By Sea Bensimon
Earlier this month Sea Bensimon, daughter of Food Bank Celebrity Ambassador Kelly Bensimon, joined our team as a student intern. Here, she recounts some of her day-to-day experiences – from the people she met to the lessons she learned along the way.
Working as a student intern at Food Bank For New York City has been an exciting and eye-opening experience. I've helped out with Food Bank projects in the past, but my internship allowed me to experience programs I never knew existed. I learned the true meaning of Food Bank: take hold of hunger and kick it to the curb.
Monday – CookShop for Teens: EATWISE Training
Why would New Yorkers living in low-income households have high rates of obesity and diet-related diseases? Simple: lack of access to nutritious and affordable food. On my first day as an intern I learned that unhealthy food is cheaper and more readily available in poor neighborhoods, making it difficult for kids, teens and parents to form healthy eating habits and make better choices. When you're trying to get the most for your money, eating from the dollar menu at fast food chains makes sense. Many healthy or organic grocery stores are located in wealthier neighborhoods that are hard to get to and even harder to afford.
EATWISE teens learn how small changes can have a big impact on their health.
Food Bank's CookShop for Teens program – EATWISE – helps teens learn about nutrition and healthy living, and lets them teach their peers to do the same. The cool thing about this program is that teens spread the word through a social media campaign called #ChangeOneThing. The idea is to improve daily eating and exercise habits by changing just one thing. For example, instead of drinking three sodas a day, you would swap one for water. Instead of taking the escalator, take the stairs. If you want to get involved, use the hashtag #ChangeOneThing and share a photo or tip on Instagram, Facebook or Twitter.
Tuesday – Helping Seniors in Harlem

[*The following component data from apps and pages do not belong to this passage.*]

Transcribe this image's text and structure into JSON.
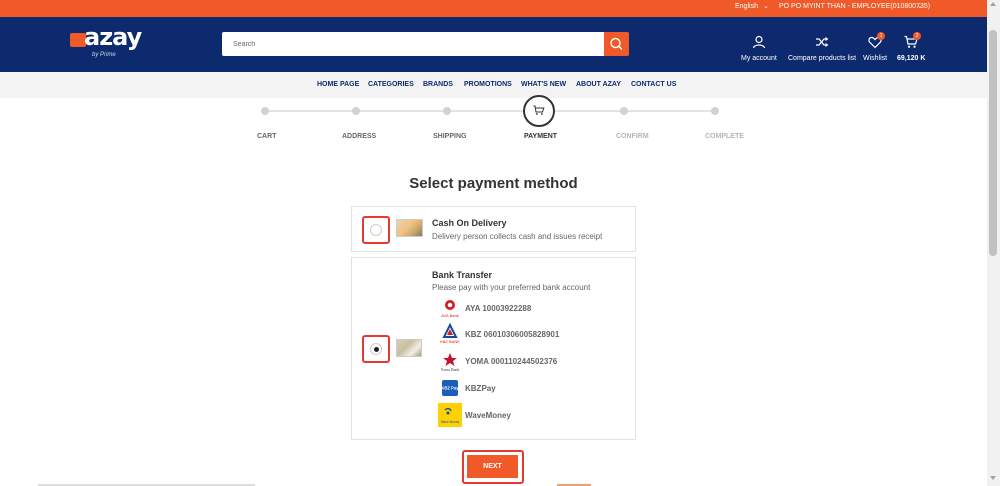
{
  "topbar": {
    "language": "English",
    "user": "PO PO MYINT THAN - EMPLOYEE(010800735)"
  },
  "header": {
    "logo_text": "azay",
    "logo_sub": "by Prime",
    "search_placeholder": "Search",
    "my_account": "My account",
    "compare": "Compare products list",
    "wishlist": "Wishlist",
    "wishlist_count": "1",
    "cart_total": "69,120 K",
    "cart_count": "2"
  },
  "nav": [
    "HOME PAGE",
    "CATEGORIES",
    "BRANDS",
    "PROMOTIONS",
    "WHAT'S NEW",
    "ABOUT AZAY",
    "CONTACT US"
  ],
  "steps": [
    "CART",
    "ADDRESS",
    "SHIPPING",
    "PAYMENT",
    "CONFIRM",
    "COMPLETE"
  ],
  "page_title": "Select payment method",
  "payment_methods": [
    {
      "title": "Cash On Delivery",
      "description": "Delivery person collects cash and issues receipt",
      "selected": false
    },
    {
      "title": "Bank Transfer",
      "description": "Please pay with your preferred bank account",
      "selected": true,
      "banks": [
        {
          "label": "AYA 10003922288",
          "logo_caption": "AYA Bank",
          "icon": "aya-bank-logo"
        },
        {
          "label": "KBZ 06010306005828901",
          "logo_caption": "KBZ BANK",
          "icon": "kbz-bank-logo"
        },
        {
          "label": "YOMA 000110244502376",
          "logo_caption": "Yoma Bank",
          "icon": "yoma-bank-logo"
        },
        {
          "label": "KBZPay",
          "logo_caption": "KBZ Pay",
          "icon": "kbzpay-logo"
        },
        {
          "label": "WaveMoney",
          "logo_caption": "Wave Money",
          "icon": "wavemoney-logo"
        }
      ]
    }
  ],
  "next_label": "NEXT",
  "colors": {
    "accent": "#f05a28",
    "navy": "#0e2a6e",
    "highlight": "#e33b33"
  }
}
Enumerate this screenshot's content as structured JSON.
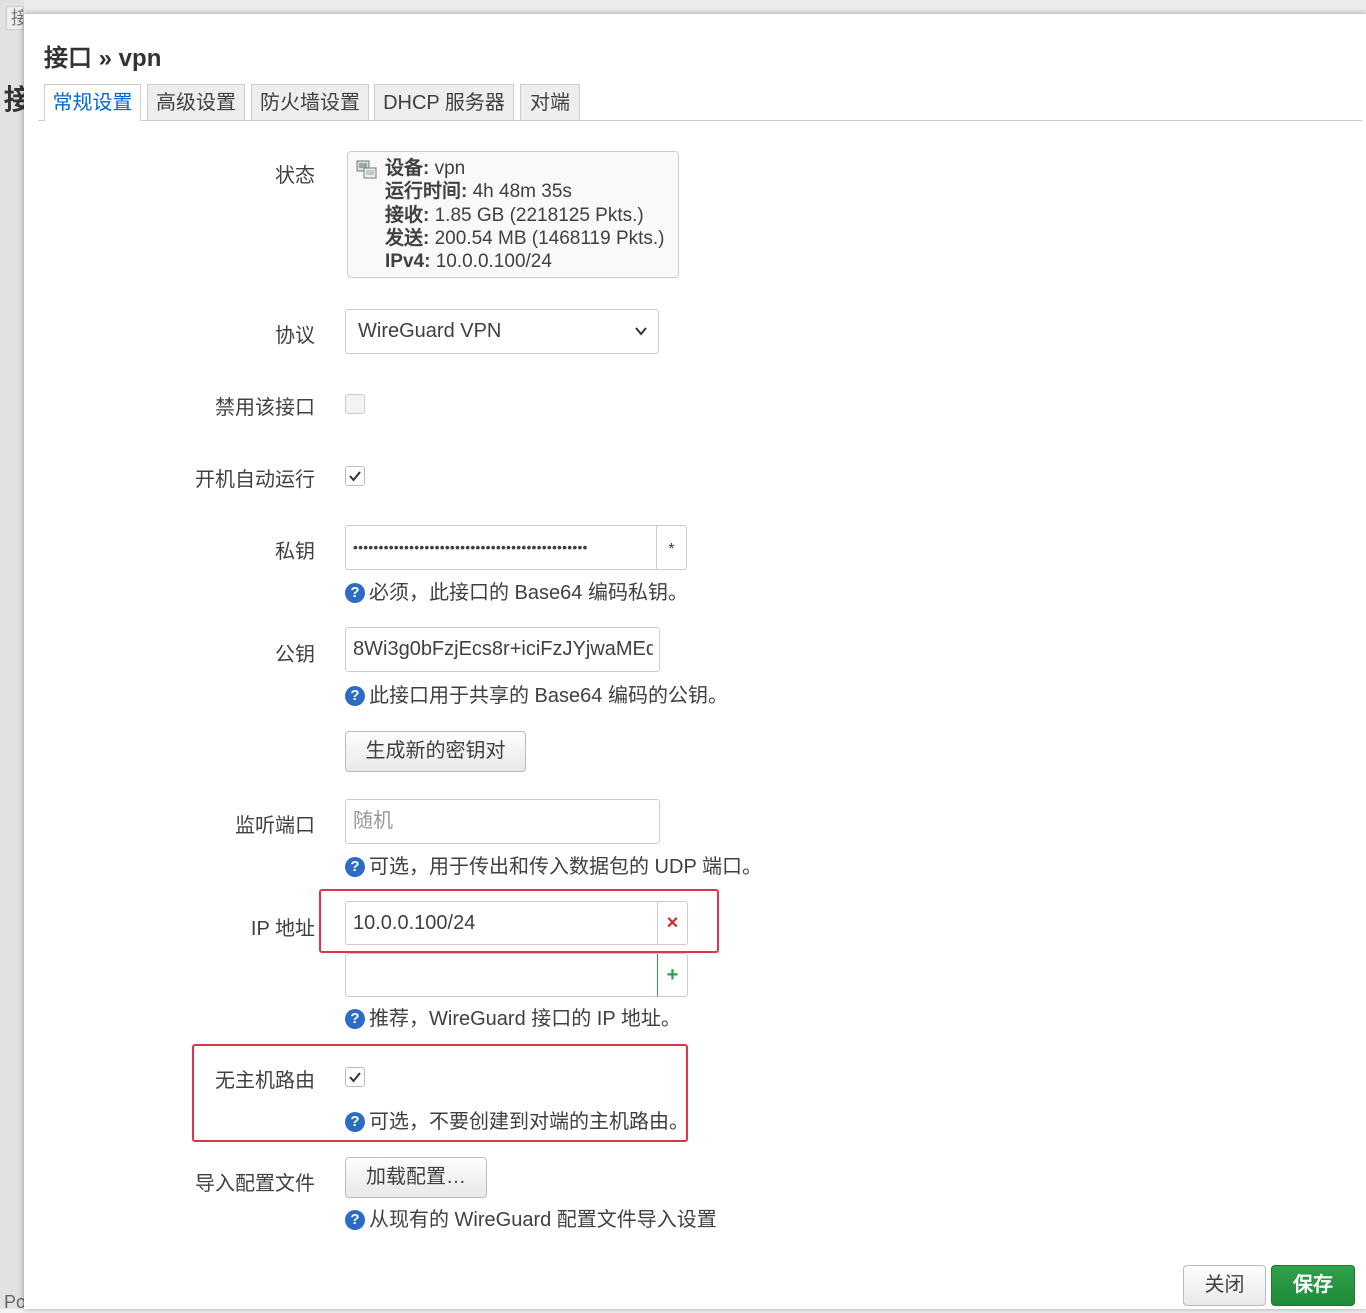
{
  "background": {
    "tab_fragments": [
      "接",
      "",
      ""
    ],
    "heading_fragment": "接",
    "footer_fragment": "Po"
  },
  "modal": {
    "title": "接口 » vpn",
    "tabs": [
      "常规设置",
      "高级设置",
      "防火墙设置",
      "DHCP 服务器",
      "对端"
    ],
    "active_tab": 0
  },
  "status": {
    "label": "状态",
    "icon": "network-interface-icon",
    "device_key": "设备:",
    "device_val": " vpn",
    "uptime_key": "运行时间:",
    "uptime_val": " 4h 48m 35s",
    "rx_key": "接收:",
    "rx_val": " 1.85 GB (2218125 Pkts.)",
    "tx_key": "发送:",
    "tx_val": " 200.54 MB (1468119 Pkts.)",
    "ipv4_key": "IPv4:",
    "ipv4_val": " 10.0.0.100/24"
  },
  "protocol": {
    "label": "协议",
    "value": "WireGuard VPN"
  },
  "disable_iface": {
    "label": "禁用该接口",
    "checked": false
  },
  "autostart": {
    "label": "开机自动运行",
    "checked": true
  },
  "private_key": {
    "label": "私钥",
    "masked_value": "••••••••••••••••••••••••••••••••••••••••••••••",
    "reveal_button": "*",
    "help": "必须，此接口的 Base64 编码私钥。"
  },
  "public_key": {
    "label": "公钥",
    "value": "8Wi3g0bFzjEcs8r+iciFzJYjwaMEd\\",
    "help": "此接口用于共享的 Base64 编码的公钥。",
    "generate_button": "生成新的密钥对"
  },
  "listen_port": {
    "label": "监听端口",
    "placeholder": "随机",
    "help": "可选，用于传出和传入数据包的 UDP 端口。"
  },
  "ip_address": {
    "label": "IP 地址",
    "entries": [
      "10.0.0.100/24"
    ],
    "remove_button": "×",
    "add_button": "+",
    "help": "推荐，WireGuard 接口的 IP 地址。"
  },
  "no_host_route": {
    "label": "无主机路由",
    "checked": true,
    "help": "可选，不要创建到对端的主机路由。"
  },
  "import_config": {
    "label": "导入配置文件",
    "button": "加载配置…",
    "help": "从现有的 WireGuard 配置文件导入设置"
  },
  "footer": {
    "close_button": "关闭",
    "save_button": "保存"
  },
  "help_icon_glyph": "?",
  "colors": {
    "accent": "#0069d6",
    "save": "#1e8a38",
    "highlight": "#e0334b",
    "help_icon": "#2d6cc5"
  }
}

I spent my second day at Food Bank's Community Kitchen & Food Pantry in West Harlem. I've volunteered in the Pantry before with my mom and little sister, so I thought I knew what to expect. When I got there I quickly realized that this time would be different. Without my mom and sister, I had to work side by side and interact with other volunteers and clients on my own. This made me a little nervous.
In the morning, I helped seniors choose items from the Pantry to take home. Each senior had a card to help them identify how many items from each section (such as grains, produce, dairy, protein) they could select. I had to put my mental math skills to the test as I tried to figure out how many points each client had left and what each can of food or cut of meat was worth. Even though school was out, it felt like a whole day of learning.
When the first senior came to the protein section, I mixed up the points. I was embarrassed, but as I helped the second client my confidence grew. Soon I was helping people with ease. One client's grandson even gave me a hug. I was so happy that I could help put a meal on his table.
Food Bank client Princella tends to the tomatoes at our Community Kitchen garden
Later in the day I got to see the senior garden behind the Kitchen. Here seniors grow their own spices and vegetables which are then made available in the Pantry. While I was in the garden, I met a woman named Princella. She smiled as she watered her tomatoes. It was clear that loving and caring for something made her feel proud.
Wednesday - Connecting New Yorkers
Today I worked in the call center, which connects low-income New Yorkers to benefits that help them pay for food, such as SNAP (food stamps) and free income tax assistance. Before I began working, the staff explained the meal gap map -- something I needed to understand for my task that day. The meal gap map shows areas of New York City where meals are needed the most.
Food Bank's Call Center handles more than 500 calls a week
I was responsible for calling local businesses in specific parts of Queens, the Bronx and Brooklyn to see if they would be interested in SNAP brochures and posters informing people in their communities about services for which they may be eligible. Almost everyone wanted to participate. The people I spoke with gave me hope that hunger will eventually be no more.
Thursday - Ending Hunger in Brooklyn
Food Bank has a network of soup kitchens and food pantries all over New York City, and on my final day I visited one in Brooklyn. Believe it or not, it was my first time going to Brooklyn! It was really interesting to not only see a different borough, but to also see how Food Bank is working to end hunger there.
Sea on her way to help out at a pantry in Brooklyn
During my visit, I saw how computers provided by Food Bank made a huge difference to food distribution. The computers helped the staff keep track of the clientele--from how many people came in each day to their specific needs. For example, Jewish clients may want a certain type of food or have dietary restrictions. This information lets the pantry know how much and what type of food may be needed for a distribution, which helps to ensure that food isn't wasted. I had no idea that a computer could make such a difference to a food pantry trying to end hunger in its community.
At the end of my internship, I understood some of the different programs and services that make up Food Bank and how they connect to one another. I always thought Food Bank was amazing; now I think it's spectacular! I was given the opportunity to fall in love with a charity just like my Mom did. I am so blessed that I was able to take part in Food Bank's work: New Yorkers helping New Yorkers end hunger.
Sea Bensimon is a 16-year-old high school student and Food Bank summer intern who lives in Manhattan with her mom and sister.